Four Easy Japanese Dishes You Should Try Making

Japanese cuisine is renowned for being very healthy as well as delicious. Some of its meals might be difficult to make since the ingredients aren’t easily found in your local supermarket, but the ones below won’t give you that problem! From the Japanese hot pot of sukiyaki and shabu shabu to the well-known tempura and teriyaki, the four dishes below are all you need to experience genuine and easy Japanese dishes right at home.

Sukiyaki Hot Pot

Sukiyaki is a dish where premium beef sliced into thin strips is cooked right at the table in a sauce made from Japanese rice wines mirin and sake, as well as soy sauce and sugar. The Japanese love to dip the cooked beef in a dish of beaten raw egg before they eat it, making the dish even healthier.

Sukiyaki isn’t complete without some vegetables cooking alongside the beef. You can go for cabbage, mushrooms, scallions, and tofu, or any vegetable of your choice.

Shabu Shabu Hot Pot

Vegetarians will be interested in trying out the Japanese hot pot known as shabu shabu. All you need are vegetables of your choice that you then cook in a kelp-based broth though you can also go for chicken stock if kelp is hard to find. The key here is to swish (shabu) the vegetable in the broth as it is cooking until it is soft and ready to eat.

Once the vegetables are cooked, dip it in a sauce containing mirin, rice vinegar, and soy sauce. The leftover broth can be used as a soup or mixed with rice as a different meal too!

Chicken Teriyaki

Teriyaki is one of the most popular Japanese dishes around the world, and most people agree that the distinct flavor of its marinade, created from combining sake, mirin, soy sauce, sugar, ginger, and sesame oil is brought to its best advantage in the chicken. Teriyaki is best grilled or broiled, but you can fry or sauté the chicken in peanut oil instead, then adding the marinade once the chicken is thoroughly cooked.

Tempura

Sadako Sawamura in My Japanese Kitchen says cooking and eating tempura is a great way to beat the heat, and there’s no better way to make tempura than to follow her easy instructions. Don’t limit yourself to prawns, for whitefish, sweet potatoes, carrots, eggplant, green peppers, and fresh ginger will keep your tempura from getting boring!

Most restaurants coat the prawns and vegetables in a lot of batter, but Sawamura advises against doing that by coating the food as thinly as possible, which keeps your tempura healthier too!

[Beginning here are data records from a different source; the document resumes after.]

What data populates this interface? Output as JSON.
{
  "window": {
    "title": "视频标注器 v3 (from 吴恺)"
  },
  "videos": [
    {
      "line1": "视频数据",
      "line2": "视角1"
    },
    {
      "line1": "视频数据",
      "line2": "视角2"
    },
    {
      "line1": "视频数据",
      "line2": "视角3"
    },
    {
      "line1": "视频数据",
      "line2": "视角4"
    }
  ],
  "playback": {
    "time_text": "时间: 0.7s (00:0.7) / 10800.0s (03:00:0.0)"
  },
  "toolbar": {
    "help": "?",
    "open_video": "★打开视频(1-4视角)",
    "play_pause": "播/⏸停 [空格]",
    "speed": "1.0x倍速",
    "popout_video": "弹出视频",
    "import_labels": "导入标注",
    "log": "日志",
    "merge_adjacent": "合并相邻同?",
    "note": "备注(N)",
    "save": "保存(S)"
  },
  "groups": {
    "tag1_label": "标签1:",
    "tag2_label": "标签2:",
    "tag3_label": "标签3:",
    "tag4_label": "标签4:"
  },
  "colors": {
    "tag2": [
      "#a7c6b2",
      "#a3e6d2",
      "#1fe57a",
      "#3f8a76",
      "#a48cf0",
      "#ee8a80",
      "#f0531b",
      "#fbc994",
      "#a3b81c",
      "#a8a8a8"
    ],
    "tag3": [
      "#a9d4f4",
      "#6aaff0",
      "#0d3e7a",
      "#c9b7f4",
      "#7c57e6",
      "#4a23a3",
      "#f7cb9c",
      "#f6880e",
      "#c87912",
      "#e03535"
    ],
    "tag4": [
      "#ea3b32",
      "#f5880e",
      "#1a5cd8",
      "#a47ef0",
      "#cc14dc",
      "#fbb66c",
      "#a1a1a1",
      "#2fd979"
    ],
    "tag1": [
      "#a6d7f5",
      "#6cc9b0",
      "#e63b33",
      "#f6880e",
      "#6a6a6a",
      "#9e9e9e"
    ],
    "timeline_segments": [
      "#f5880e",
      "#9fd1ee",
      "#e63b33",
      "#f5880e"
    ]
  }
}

Genuine Japanese tempura tastes best if the batter is almost transparent once the tempura is fried, making it easy to see the food inside.

The Japanese believes in following the seasons as a way of fully enjoying food and life and great restaurants like Kisso follow that belief faithfully. With the four different dishes above that feature beef in sukiyaki, chicken in teriyaki, seafood in tempura and vegetables in the Japanese hot pot shabu shabu, you can also respect the Japanese tradition and enjoy delicious meals any season of the year!

Post Author: Yolanda Moore